Approved Clear Liquids for Colonoscopy Prep Diet:
- Water- Plain water has a lot of benefits and is crucial for a clear liquid diet. Drinking lots of water helps clean the intestinal lining and keeps an individual hydrated, which is essential for the procedure.
- Clear Broth- Clear and fat-free broths like chicken, beef, or vegetables without any solid particles.
- Clear Fruit Juice- Strained or pulp-free plain juices like apple, orange, or coconut water.
- Clear Soda- Non-caffeinated, clear sodas like ginger ale or lemon-lime soda.
- Tea and Coffee- Decaffeinated tea and coffee without creamer or milk. Herbal tea is also an option.
- Gelatin- Plain and uncolored gelatin or jello without any added fruit or toppings.
- Popsicles- Ice pops or popsicles made from clear liquids without added fruit or cream.
- Clear Sports Drink or Fizzy drinks- Some clear sports drinks can be included, but make sure to avoid those with red or purple coloring.
Frequently Asked Questions
What can you eat before a colonoscopy?
In preparation for a colonoscopy, you'll generally receive specific dietary instructions to ensure your colon is thoroughly cleansed and ready for the procedure. This typically involves eating foods that are low in fiber and fat, as well as easily digestible, in the days leading up to the appointment.
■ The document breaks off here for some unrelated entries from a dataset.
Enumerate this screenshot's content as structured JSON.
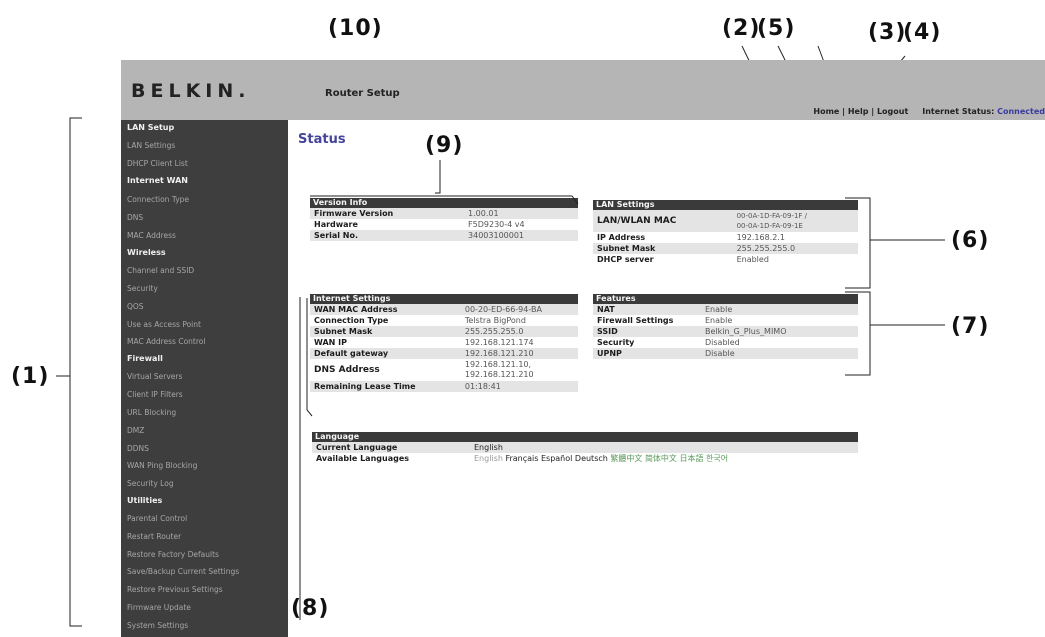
{
  "callouts": {
    "c10": "(10)",
    "c2": "(2)",
    "c5": "(5)",
    "c3": "(3)",
    "c4": "(4)",
    "c9": "(9)",
    "c6": "(6)",
    "c7": "(7)",
    "c1": "(1)",
    "c8": "(8)"
  },
  "header": {
    "logo": "BELKIN.",
    "router_setup": "Router Setup",
    "home": "Home",
    "help": "Help",
    "logout": "Logout",
    "sep": "|",
    "internet_status_label": "Internet Status:",
    "internet_status_value": "Connected"
  },
  "sidebar": {
    "items": [
      {
        "label": "LAN Setup",
        "head": true
      },
      {
        "label": "LAN Settings"
      },
      {
        "label": "DHCP Client List"
      },
      {
        "label": "Internet WAN",
        "head": true
      },
      {
        "label": "Connection Type"
      },
      {
        "label": "DNS"
      },
      {
        "label": "MAC Address"
      },
      {
        "label": "Wireless",
        "head": true
      },
      {
        "label": "Channel and SSID"
      },
      {
        "label": "Security"
      },
      {
        "label": "QOS"
      },
      {
        "label": "Use as Access Point"
      },
      {
        "label": "MAC Address Control"
      },
      {
        "label": "Firewall",
        "head": true
      },
      {
        "label": "Virtual Servers"
      },
      {
        "label": "Client IP Filters"
      },
      {
        "label": "URL Blocking"
      },
      {
        "label": "DMZ"
      },
      {
        "label": "DDNS"
      },
      {
        "label": "WAN Ping Blocking"
      },
      {
        "label": "Security Log"
      },
      {
        "label": "Utilities",
        "head": true
      },
      {
        "label": "Parental Control"
      },
      {
        "label": "Restart Router"
      },
      {
        "label": "Restore Factory Defaults"
      },
      {
        "label": "Save/Backup Current Settings"
      },
      {
        "label": "Restore Previous Settings"
      },
      {
        "label": "Firmware Update"
      },
      {
        "label": "System Settings"
      }
    ]
  },
  "main": {
    "title": "Status",
    "version_info": {
      "title": "Version Info",
      "rows": [
        {
          "k": "Firmware Version",
          "v": "1.00.01"
        },
        {
          "k": "Hardware",
          "v": "F5D9230-4 v4"
        },
        {
          "k": "Serial No.",
          "v": "34003100001"
        }
      ]
    },
    "lan_settings": {
      "title": "LAN Settings",
      "rows": [
        {
          "k": "LAN/WLAN MAC",
          "v": "00-0A-1D-FA-09-1F /",
          "v2": "00-0A-1D-FA-09-1E"
        },
        {
          "k": "IP Address",
          "v": "192.168.2.1"
        },
        {
          "k": "Subnet Mask",
          "v": "255.255.255.0"
        },
        {
          "k": "DHCP server",
          "v": "Enabled"
        }
      ]
    },
    "internet_settings": {
      "title": "Internet Settings",
      "rows": [
        {
          "k": "WAN MAC Address",
          "v": "00-20-ED-66-94-BA"
        },
        {
          "k": "Connection Type",
          "v": "Telstra BigPond"
        },
        {
          "k": "Subnet Mask",
          "v": "255.255.255.0"
        },
        {
          "k": "WAN IP",
          "v": "192.168.121.174"
        },
        {
          "k": "Default gateway",
          "v": "192.168.121.210"
        },
        {
          "k": "DNS Address",
          "v": "192.168.121.10,",
          "v2": "192.168.121.210"
        },
        {
          "k": "Remaining Lease Time",
          "v": "01:18:41"
        }
      ]
    },
    "features": {
      "title": "Features",
      "rows": [
        {
          "k": "NAT",
          "v": "Enable"
        },
        {
          "k": "Firewall Settings",
          "v": "Enable"
        },
        {
          "k": "SSID",
          "v": "Belkin_G_Plus_MIMO"
        },
        {
          "k": "Security",
          "v": "Disabled"
        },
        {
          "k": "UPNP",
          "v": "Disable"
        }
      ]
    },
    "language": {
      "title": "Language",
      "current_label": "Current Language",
      "current_value": "English",
      "available_label": "Available Languages",
      "available": [
        "English",
        "Français",
        "Español",
        "Deutsch",
        "繁體中文",
        "简体中文",
        "日本語",
        "한국어"
      ]
    }
  }
}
The day before the procedure, you'll be instructed to limit your intake to clear liquids.
How to know if your colon is clean enough for a colonoscopy?
After incorporating all the required colonoscopy prep diet, your stool should be clear yellow liquid. Dark or brown stool signifies an uncleansed colon, meaning your digestive tract is not yet ideal for colonoscopy.
In conclusion, preparation diet plays a vital role in ensuring a colonoscopy procedure's accuracy, effectiveness, and overall success. Adhering to colonoscopy prep diet guidelines and restrictions eases the procedure by allowing practitioners to access an unobstructed view of the colon lining. A successful colonoscopy leads to the identification of proper intervention, preventing the exacerbation of a disease.
Despite the accessibility of colonoscopy preparation and procedures, prioritizing healthy dietary habits and embracing a lifestyle that promotes well-being remains wise. A holistic, healthy lifestyle prevents the acquisition of diseases and fosters a sense of security in life.
Rick Kaselj MS, is a leading kinesiologist and injury specialist as well as co-creator of the best-selling Unlock Your Hip Flexors program. Rick creates exercise programs that help people heal injuries and eliminate pain, so they can go back to living a full, active, healthy life.